> [What the exercise asks]: Take each line of the listing that has the string "hình" and report it.

> [Data excerpts]:

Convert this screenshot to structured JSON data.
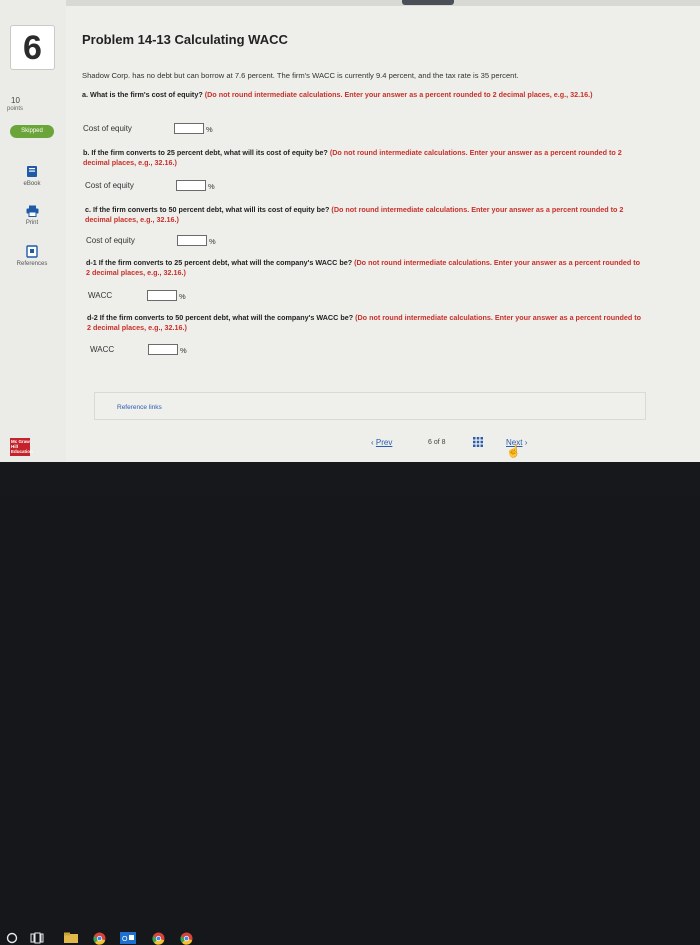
{
  "sidebar": {
    "question_number": "6",
    "points_value": "10",
    "points_label": "points",
    "status_badge": "Skipped",
    "tools": [
      {
        "label": "eBook",
        "icon": "ebook-icon"
      },
      {
        "label": "Print",
        "icon": "printer-icon"
      },
      {
        "label": "References",
        "icon": "references-icon"
      }
    ]
  },
  "problem": {
    "title": "Problem 14-13 Calculating WACC",
    "intro": "Shadow Corp. has no debt but can borrow at 7.6 percent. The firm's WACC is currently 9.4 percent, and the tax rate is 35 percent."
  },
  "questions": {
    "a": {
      "text": "a. What is the firm's cost of equity?",
      "note": "(Do not round intermediate calculations. Enter your answer as a percent rounded to 2 decimal places, e.g., 32.16.)",
      "field_label": "Cost of equity",
      "value": "",
      "unit": "%"
    },
    "b": {
      "text": "b. If the firm converts to 25 percent debt, what will its cost of equity be?",
      "note": "(Do not round intermediate calculations. Enter your answer as a percent rounded to 2 decimal places, e.g., 32.16.)",
      "field_label": "Cost of equity",
      "value": "",
      "unit": "%"
    },
    "c": {
      "text": "c. If the firm converts to 50 percent debt, what will its cost of equity be?",
      "note": "(Do not round intermediate calculations. Enter your answer as a percent rounded to 2 decimal places, e.g., 32.16.)",
      "field_label": "Cost of equity",
      "value": "",
      "unit": "%"
    },
    "d1": {
      "text": "d-1 If the firm converts to 25 percent debt, what will the company's WACC be?",
      "note": "(Do not round intermediate calculations. Enter your answer as a percent rounded to 2 decimal places, e.g., 32.16.)",
      "field_label": "WACC",
      "value": "",
      "unit": "%"
    },
    "d2": {
      "text": "d-2 If the firm converts to 50 percent debt, what will the company's WACC be?",
      "note": "(Do not round intermediate calculations. Enter your answer as a percent rounded to 2 decimal places, e.g., 32.16.)",
      "field_label": "WACC",
      "value": "",
      "unit": "%"
    }
  },
  "reference_links": "Reference links",
  "footer": {
    "publisher_logo": "Mc Graw Hill Education",
    "prev_label": "Prev",
    "page_current": "6",
    "page_of": "of",
    "page_total": "8",
    "next_label": "Next"
  },
  "taskbar": {
    "icons": [
      "start-circle-icon",
      "task-view-icon",
      "file-explorer-icon",
      "chrome-icon",
      "outlook-icon",
      "chrome-icon",
      "chrome-icon"
    ]
  },
  "colors": {
    "skipped_green": "#6ba53a",
    "note_red": "#c8312a",
    "link_blue": "#2a5db0",
    "publisher_red": "#c4232b"
  }
}
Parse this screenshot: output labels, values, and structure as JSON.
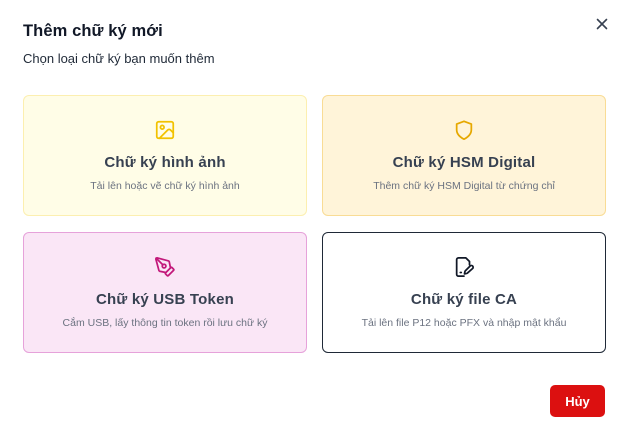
{
  "dialog": {
    "title": "Thêm chữ ký mới",
    "subtitle": "Chọn loại chữ ký bạn muốn thêm",
    "close_icon": "close-icon"
  },
  "options": [
    {
      "title": "Chữ ký hình ảnh",
      "description": "Tải lên hoặc vẽ chữ ký hình ảnh",
      "icon": "image-icon",
      "color": "#f2c200"
    },
    {
      "title": "Chữ ký HSM Digital",
      "description": "Thêm chữ ký HSM Digital từ chứng chỉ",
      "icon": "shield-icon",
      "color": "#e6a800"
    },
    {
      "title": "Chữ ký USB Token",
      "description": "Cắm USB, lấy thông tin token rồi lưu chữ ký",
      "icon": "pen-nib-icon",
      "color": "#c2187a"
    },
    {
      "title": "Chữ ký file CA",
      "description": "Tải lên file P12 hoặc PFX và nhập mật khẩu",
      "icon": "file-signature-icon",
      "color": "#111827"
    }
  ],
  "footer": {
    "cancel_label": "Hủy",
    "cancel_color": "#dc1010"
  }
}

> [Written solution]:
      "title": "Chữ ký hình ảnh",
      "description": "Tải lên hoặc vẽ chữ ký hình ảnh",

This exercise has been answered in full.